Author(s): Koutsopoulos AV, Dambaki KI, Datseris G, Giannikaki E, Froudarakis M,
Abstract Share this page
Abstract BACKGROUND: The incidence of multiple primary malignant neoplasms increases with age and they are encountered more frequently nowadays than before, the phenomenon is still considered to be rare. CASE PRESENTATION: We report a case of a man in whom urinary bladder transitional cell carcinoma, metachronous prostate adenocarcinoma and small cell lung carcinoma were diagnosed within an eighteen-month period. The only known predisposing factor was that he was heavy smoker (90-100 packets per year). The literature on the phenomenon of multiple primary malignancies in a single patient is reviewed and the data is summarized. CONCLUSION: It is important for the clinicians to keep in mind the possibility of a metachronous (successive) or a synchronous (simultaneous) malignancy in a cancer patient. It is worthy mentioning this case because clustering of three primary malignancies (synchronous and metachronous) is of rare occurrence in a single patient, and, to our knowledge, this is the first report this combination of three carcinomas appearing in the same patient.
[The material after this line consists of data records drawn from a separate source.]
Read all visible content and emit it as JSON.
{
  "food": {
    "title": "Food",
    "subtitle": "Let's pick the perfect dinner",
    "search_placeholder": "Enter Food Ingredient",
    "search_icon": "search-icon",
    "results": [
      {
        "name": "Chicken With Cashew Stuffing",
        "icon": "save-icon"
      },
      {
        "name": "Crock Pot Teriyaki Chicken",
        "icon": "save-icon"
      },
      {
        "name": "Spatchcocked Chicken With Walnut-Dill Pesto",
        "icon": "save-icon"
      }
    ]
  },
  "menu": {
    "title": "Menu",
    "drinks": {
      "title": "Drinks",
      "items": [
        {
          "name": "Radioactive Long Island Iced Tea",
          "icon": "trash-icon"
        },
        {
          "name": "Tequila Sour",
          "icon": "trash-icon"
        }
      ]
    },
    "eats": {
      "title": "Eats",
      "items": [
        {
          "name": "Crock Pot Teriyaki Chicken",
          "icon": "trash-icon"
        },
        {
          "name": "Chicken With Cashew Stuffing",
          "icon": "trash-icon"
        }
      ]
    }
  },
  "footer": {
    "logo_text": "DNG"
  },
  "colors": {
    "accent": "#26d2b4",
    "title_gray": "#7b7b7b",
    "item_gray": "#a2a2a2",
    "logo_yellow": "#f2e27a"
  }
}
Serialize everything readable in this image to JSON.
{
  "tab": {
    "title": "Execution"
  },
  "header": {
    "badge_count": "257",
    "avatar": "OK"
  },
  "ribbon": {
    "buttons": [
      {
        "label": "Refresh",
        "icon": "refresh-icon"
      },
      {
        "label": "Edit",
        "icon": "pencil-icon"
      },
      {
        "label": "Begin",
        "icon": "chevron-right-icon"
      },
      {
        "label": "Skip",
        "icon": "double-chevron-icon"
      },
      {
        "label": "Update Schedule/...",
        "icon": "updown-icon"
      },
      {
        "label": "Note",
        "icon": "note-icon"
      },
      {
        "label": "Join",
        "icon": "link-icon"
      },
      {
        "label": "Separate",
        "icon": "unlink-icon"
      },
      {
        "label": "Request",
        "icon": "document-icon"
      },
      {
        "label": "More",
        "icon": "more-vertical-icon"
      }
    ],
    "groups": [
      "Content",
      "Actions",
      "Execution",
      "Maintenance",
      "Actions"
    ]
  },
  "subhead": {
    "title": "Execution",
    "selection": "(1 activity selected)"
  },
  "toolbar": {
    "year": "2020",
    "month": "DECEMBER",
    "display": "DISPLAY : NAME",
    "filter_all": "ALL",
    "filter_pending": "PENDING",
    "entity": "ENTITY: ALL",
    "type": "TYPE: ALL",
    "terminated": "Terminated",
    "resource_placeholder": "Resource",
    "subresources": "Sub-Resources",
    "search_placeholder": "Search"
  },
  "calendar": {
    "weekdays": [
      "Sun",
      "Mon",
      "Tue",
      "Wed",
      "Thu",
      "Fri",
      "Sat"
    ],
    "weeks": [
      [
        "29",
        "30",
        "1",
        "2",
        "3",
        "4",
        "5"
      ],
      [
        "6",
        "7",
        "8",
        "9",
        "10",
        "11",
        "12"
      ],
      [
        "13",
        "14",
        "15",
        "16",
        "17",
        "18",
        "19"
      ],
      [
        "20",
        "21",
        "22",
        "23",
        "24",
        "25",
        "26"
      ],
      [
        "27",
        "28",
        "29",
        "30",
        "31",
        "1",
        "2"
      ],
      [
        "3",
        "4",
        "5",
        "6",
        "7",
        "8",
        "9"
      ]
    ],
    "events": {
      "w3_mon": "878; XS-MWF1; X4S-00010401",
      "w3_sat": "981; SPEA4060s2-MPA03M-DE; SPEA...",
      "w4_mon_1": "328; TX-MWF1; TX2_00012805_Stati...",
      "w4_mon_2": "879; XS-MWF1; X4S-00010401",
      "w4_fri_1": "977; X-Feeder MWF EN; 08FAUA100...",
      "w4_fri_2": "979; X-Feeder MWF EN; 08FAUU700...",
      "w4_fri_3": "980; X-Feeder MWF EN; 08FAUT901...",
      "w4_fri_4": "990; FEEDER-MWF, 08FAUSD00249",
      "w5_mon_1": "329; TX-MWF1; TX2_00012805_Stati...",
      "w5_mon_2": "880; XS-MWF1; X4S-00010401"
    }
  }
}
This article was published in World J Surg Oncol
and referenced in Archives of Surgical Oncology